Helianthus annuus belongs to the family Asteraceae, the largest plant family with 1550 genera and over 24,000 species. Sunflowers are native to Southwestern USA, Canada and Northern Mexico. They were brought to Europe in the 16th century where the oil was received well for its uses. Indigenous people in the Americas used it as food and medicine.
Sunflower seed oil is extracted from the seeds of the sunflower plant. It contains long chain fatty acids such as linoleic, linolenic, oleic and stearic which are great emollients. Research demonstrates that natural oils with higher linoleic to oleic acid ratio are more effective for lipid barrier repair. In a head to head study where olive oil was compared with sunflower seed oil, olive oil was shown to damage the skin's barrier while the latter was found to enhance it. This is due to the high linoleic (up to 70%) content of sunflower seed oil. This high proportion of linoleic acid makes sunflower effective in improving the stratum corneum even for compromised skin conditions such as atopic dermatitis.
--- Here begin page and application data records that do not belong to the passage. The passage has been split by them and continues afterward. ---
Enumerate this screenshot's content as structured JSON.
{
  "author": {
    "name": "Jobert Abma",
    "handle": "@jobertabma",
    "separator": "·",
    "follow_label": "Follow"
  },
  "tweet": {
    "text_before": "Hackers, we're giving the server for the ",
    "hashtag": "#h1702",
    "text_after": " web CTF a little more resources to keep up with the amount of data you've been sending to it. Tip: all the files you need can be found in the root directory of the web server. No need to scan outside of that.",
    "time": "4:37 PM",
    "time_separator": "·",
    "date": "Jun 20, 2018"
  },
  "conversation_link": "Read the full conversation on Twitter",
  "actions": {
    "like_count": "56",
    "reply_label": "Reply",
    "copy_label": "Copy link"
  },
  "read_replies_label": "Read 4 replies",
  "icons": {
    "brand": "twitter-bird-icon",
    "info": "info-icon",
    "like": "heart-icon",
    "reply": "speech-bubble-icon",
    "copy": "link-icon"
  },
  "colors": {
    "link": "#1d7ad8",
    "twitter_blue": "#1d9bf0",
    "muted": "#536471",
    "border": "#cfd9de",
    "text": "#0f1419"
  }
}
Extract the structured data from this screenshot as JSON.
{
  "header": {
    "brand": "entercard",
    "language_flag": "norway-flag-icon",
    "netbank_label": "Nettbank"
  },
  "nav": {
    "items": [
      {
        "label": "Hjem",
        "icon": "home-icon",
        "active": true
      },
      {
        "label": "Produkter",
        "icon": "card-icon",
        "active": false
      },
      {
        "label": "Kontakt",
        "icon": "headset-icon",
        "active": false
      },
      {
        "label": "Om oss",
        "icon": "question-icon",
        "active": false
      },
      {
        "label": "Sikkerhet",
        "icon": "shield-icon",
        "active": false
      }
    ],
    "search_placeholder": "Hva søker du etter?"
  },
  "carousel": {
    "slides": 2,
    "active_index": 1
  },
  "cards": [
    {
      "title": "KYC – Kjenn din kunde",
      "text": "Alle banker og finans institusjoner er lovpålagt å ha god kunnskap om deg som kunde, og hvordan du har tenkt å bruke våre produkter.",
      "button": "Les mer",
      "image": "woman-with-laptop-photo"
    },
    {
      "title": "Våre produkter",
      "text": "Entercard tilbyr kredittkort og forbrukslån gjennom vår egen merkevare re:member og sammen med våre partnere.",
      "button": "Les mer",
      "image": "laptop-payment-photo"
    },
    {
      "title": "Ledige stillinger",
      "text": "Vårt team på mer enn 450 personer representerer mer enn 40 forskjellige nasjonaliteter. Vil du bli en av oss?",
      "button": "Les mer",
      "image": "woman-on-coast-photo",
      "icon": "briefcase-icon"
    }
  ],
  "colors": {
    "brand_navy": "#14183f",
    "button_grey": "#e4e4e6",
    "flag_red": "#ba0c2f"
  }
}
- Enhance stratum corneum integrity
- Prevent transepidermal water loss (TEWL)
- Enhance corneocyte adhesion
- Reduce erythema (redness)
- Accelerate wound healing
Danby, Simon G., et al. "Effect of olive and sunflower seed oil on the adult skin barrier: implications for neonatal skin care." Pediatric dermatology 30.1 (2013): 42-50.
Eichenfield, Lawrence F., Alexandra McCollum, and Philippe Msika. "The benefits of sunflower oleodistillate (SOD) in pediatric dermatology." Pediatric Dermatology 26.6 (2009): 669-675.
Marques, Silvio Romero, et al. "The effects of topical application of sunflower-seed oil on open wound healing in lambs." Acta Cirurgica Brasileira 19.3 (2004): 196-209.
Poljšak, Nina, Samo Kreft, and Nina Kočevar Glavač. "Vegetable butters and oils in skin wound healing: Scientific evidence for new opportunities in dermatology." Phytotherapy Research 34.2 (2020): 254-269.
Vaughn, Alexandra R., et al. "Natural oils for skin-barrier repair: ancient compounds now backed by modern science." American journal of clinical dermatology 19.1 (2018): 103-117.